Interface dataset entries:
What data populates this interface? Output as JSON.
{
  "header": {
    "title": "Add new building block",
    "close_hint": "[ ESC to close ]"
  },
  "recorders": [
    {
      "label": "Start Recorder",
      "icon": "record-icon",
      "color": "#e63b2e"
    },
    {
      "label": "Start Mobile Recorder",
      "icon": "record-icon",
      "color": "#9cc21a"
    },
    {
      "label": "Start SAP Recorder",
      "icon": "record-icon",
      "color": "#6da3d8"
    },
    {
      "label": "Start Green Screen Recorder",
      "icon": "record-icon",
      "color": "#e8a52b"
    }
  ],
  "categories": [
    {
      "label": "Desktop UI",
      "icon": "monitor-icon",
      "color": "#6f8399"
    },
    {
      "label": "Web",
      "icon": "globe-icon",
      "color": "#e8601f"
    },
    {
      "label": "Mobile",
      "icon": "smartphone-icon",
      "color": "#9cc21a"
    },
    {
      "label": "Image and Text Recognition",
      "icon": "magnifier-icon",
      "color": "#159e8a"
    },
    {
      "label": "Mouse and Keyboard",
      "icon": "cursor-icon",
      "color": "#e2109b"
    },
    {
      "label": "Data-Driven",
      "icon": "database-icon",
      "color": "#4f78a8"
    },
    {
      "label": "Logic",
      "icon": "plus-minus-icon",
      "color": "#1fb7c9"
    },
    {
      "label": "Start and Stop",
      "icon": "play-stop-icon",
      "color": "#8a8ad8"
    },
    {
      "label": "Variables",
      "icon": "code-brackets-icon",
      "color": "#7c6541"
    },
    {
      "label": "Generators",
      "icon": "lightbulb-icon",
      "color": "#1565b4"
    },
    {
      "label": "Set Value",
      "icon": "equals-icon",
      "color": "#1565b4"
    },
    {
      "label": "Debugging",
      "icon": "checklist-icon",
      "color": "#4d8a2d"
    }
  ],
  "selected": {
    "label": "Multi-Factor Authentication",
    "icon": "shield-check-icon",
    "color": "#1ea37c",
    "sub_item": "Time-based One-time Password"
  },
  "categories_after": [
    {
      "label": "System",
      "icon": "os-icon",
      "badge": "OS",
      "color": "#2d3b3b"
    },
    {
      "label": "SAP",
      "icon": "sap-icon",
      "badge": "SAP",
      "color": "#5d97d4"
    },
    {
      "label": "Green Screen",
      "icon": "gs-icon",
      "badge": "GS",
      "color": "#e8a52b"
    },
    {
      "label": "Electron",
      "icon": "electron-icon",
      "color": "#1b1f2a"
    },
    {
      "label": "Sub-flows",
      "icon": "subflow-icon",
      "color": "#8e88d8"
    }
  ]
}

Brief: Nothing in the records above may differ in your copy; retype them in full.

Exercise response:
What data populates this interface? Output as JSON.
{
  "header": {
    "title": "Add new building block",
    "close_hint": "[ ESC to close ]"
  },
  "recorders": [
    {
      "label": "Start Recorder",
      "icon": "record-icon",
      "color": "#e63b2e"
    },
    {
      "label": "Start Mobile Recorder",
      "icon": "record-icon",
      "color": "#9cc21a"
    },
    {
      "label": "Start SAP Recorder",
      "icon": "record-icon",
      "color": "#6da3d8"
    },
    {
      "label": "Start Green Screen Recorder",
      "icon": "record-icon",
      "color": "#e8a52b"
    }
  ],
  "categories": [
    {
      "label": "Desktop UI",
      "icon": "monitor-icon",
      "color": "#6f8399"
    },
    {
      "label": "Web",
      "icon": "globe-icon",
      "color": "#e8601f"
    },
    {
      "label": "Mobile",
      "icon": "smartphone-icon",
      "color": "#9cc21a"
    },
    {
      "label": "Image and Text Recognition",
      "icon": "magnifier-icon",
      "color": "#159e8a"
    },
    {
      "label": "Mouse and Keyboard",
      "icon": "cursor-icon",
      "color": "#e2109b"
    },
    {
      "label": "Data-Driven",
      "icon": "database-icon",
      "color": "#4f78a8"
    },
    {
      "label": "Logic",
      "icon": "plus-minus-icon",
      "color": "#1fb7c9"
    },
    {
      "label": "Start and Stop",
      "icon": "play-stop-icon",
      "color": "#8a8ad8"
    },
    {
      "label": "Variables",
      "icon": "code-brackets-icon",
      "color": "#7c6541"
    },
    {
      "label": "Generators",
      "icon": "lightbulb-icon",
      "color": "#1565b4"
    },
    {
      "label": "Set Value",
      "icon": "equals-icon",
      "color": "#1565b4"
    },
    {
      "label": "Debugging",
      "icon": "checklist-icon",
      "color": "#4d8a2d"
    }
  ],
  "selected": {
    "label": "Multi-Factor Authentication",
    "icon": "shield-check-icon",
    "color": "#1ea37c",
    "sub_item": "Time-based One-time Password"
  },
  "categories_after": [
    {
      "label": "System",
      "icon": "os-icon",
      "badge": "OS",
      "color": "#2d3b3b"
    },
    {
      "label": "SAP",
      "icon": "sap-icon",
      "badge": "SAP",
      "color": "#5d97d4"
    },
    {
      "label": "Green Screen",
      "icon": "gs-icon",
      "badge": "GS",
      "color": "#e8a52b"
    },
    {
      "label": "Electron",
      "icon": "electron-icon",
      "color": "#1b1f2a"
    },
    {
      "label": "Sub-flows",
      "icon": "subflow-icon",
      "color": "#8e88d8"
    }
  ]
}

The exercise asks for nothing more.